Construction of the $500 billion dollar tech city-state of the future is moving ahead.
- The futuristic megacity Neom is being built in Saudi Arabia.
- The city will be fully automated, leading in health, education and quality of life.
- It will feature an artificial moon, cloud seeding, robotic gladiators and flying taxis.
The Red Sea area where Neom will be built:
Saudi Arabia Plans Futuristic City, "Neom" (Full Promotional Video)<span style="display:block;position:relative;padding-top:56.25%;" class="rm-shortcode" data-rm-shortcode-id="c646d528d230c1bf66c75422bc4ccf6f"><iframe type="lazy-iframe" data-runner-src="https://www.youtube.com/embed/N53DzL3_BHA?rel=0" width="100%" height="auto" frameborder="0" scrolling="no" style="position:absolute;top:0;left:0;width:100%;height:100%;"></iframe></span>
Frequent shopping for single items adds to our carbon footprint.
- A new study shows e-commerce sites like Amazon leave larger greenhouse gas footprints than retail stores.
- Ordering online from retail stores has an even smaller footprint than going to the store yourself.
- Greening efforts by major e-commerce sites won't curb wasteful consumer habits. Consolidating online orders can make a difference.
A pile of recycled cardboard sits on the ground at Recology's Recycle Central on January 4, 2018 in San Francisco, California.
Photo by Justin Sullivan/Getty Images<p>A large part of the reason is speed. In a competitive market, pure players use the equation, <em>speed + convenience</em>, to drive adoption. This is especially relevant to the "last mile" GHG footprint: the distance between the distribution center and the consumer.</p><p>Interestingly, the smallest GHG footprint occurs when you order directly from a physical store—even smaller than going there yourself. Pure players, such as Amazon, are the greatest offenders. Variables like geographic location matter; the team looked at shopping in the UK, the US, China, and the Netherlands. </p><p>Sadegh Shahmohammadi, a PhD student at the Netherlands' Radboud University and corresponding author of the paper, <a href="https://www.cnn.com/2020/02/26/tech/greenhouse-gas-emissions-retail/index.html" target="_blank">says</a> the above "pattern holds true in countries where people mostly drive. It really depends on the country and consumer behavior there."</p><p>The researchers write that this year-and-a-half long study pushes back on previous research that claims online shopping to be better in terms of GHG footprints.</p><p style="margin-left: 20px;">"They have, however, compared the GHG emissions per shopping event and did not consider the link between the retail channels and the basket size, which leads to a different conclusion than that of the current study."</p><p>Online retail is where convenience trumps environment: people tend to order one item at a time when shopping on pure player sites, whereas they stock up on multiple items when visiting a store.
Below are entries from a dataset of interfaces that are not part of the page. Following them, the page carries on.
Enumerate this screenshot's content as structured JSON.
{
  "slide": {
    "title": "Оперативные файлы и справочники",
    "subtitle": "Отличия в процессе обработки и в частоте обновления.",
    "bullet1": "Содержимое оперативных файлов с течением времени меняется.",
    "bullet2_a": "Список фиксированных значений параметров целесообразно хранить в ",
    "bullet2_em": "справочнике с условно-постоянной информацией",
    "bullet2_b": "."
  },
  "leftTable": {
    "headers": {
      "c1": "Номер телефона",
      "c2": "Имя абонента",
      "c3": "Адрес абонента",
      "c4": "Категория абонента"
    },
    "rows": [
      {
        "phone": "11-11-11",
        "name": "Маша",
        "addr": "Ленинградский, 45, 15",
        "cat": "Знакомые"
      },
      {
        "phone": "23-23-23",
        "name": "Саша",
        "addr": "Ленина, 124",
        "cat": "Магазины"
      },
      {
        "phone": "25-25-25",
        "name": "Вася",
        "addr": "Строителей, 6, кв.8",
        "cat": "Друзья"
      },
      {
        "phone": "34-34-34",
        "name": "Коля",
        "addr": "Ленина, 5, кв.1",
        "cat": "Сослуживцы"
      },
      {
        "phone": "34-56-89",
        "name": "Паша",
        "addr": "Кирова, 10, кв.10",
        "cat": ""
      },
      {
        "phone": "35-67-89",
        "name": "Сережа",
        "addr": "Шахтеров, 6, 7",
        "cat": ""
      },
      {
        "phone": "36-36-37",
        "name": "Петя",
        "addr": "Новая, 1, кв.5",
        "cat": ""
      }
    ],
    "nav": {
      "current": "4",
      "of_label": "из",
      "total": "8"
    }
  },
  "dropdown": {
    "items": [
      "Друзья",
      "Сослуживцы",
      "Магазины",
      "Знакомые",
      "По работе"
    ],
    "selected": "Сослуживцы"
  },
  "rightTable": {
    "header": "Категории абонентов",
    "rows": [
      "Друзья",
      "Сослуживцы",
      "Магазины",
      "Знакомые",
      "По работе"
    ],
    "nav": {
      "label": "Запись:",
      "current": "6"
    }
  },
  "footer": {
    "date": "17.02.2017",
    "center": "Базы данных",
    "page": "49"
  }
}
Consumers will sometimes order a number of separate items over the course of a week rather than making one trip to purchase everything they need. </p><p>While greening efforts by online retailers are important, until a shift in consumer attitude changes, the current carbon footprint will be a hard obstacle to overcome. Amazon is trying to have it both ways—carbon-free and convenience addicted—and the math isn't adding up. If you need to order things, do it online, but try to consolidate your purchases as much as possible.</p><p>--</p><p><em>Stay in touch with Derek on <a href="http://www.twitter.com/derekberes" target="_blank">Twitter</a>, <a href="https://www.facebook.com/DerekBeresdotcom" target="_blank">Facebook</a> and <a href="https://derekberes.substack.com/" target="_blank">Substack</a>. His next book is</em> "<em>Hero's Dose: The Case For Psychedelics in Ritual and Therapy."</em></p>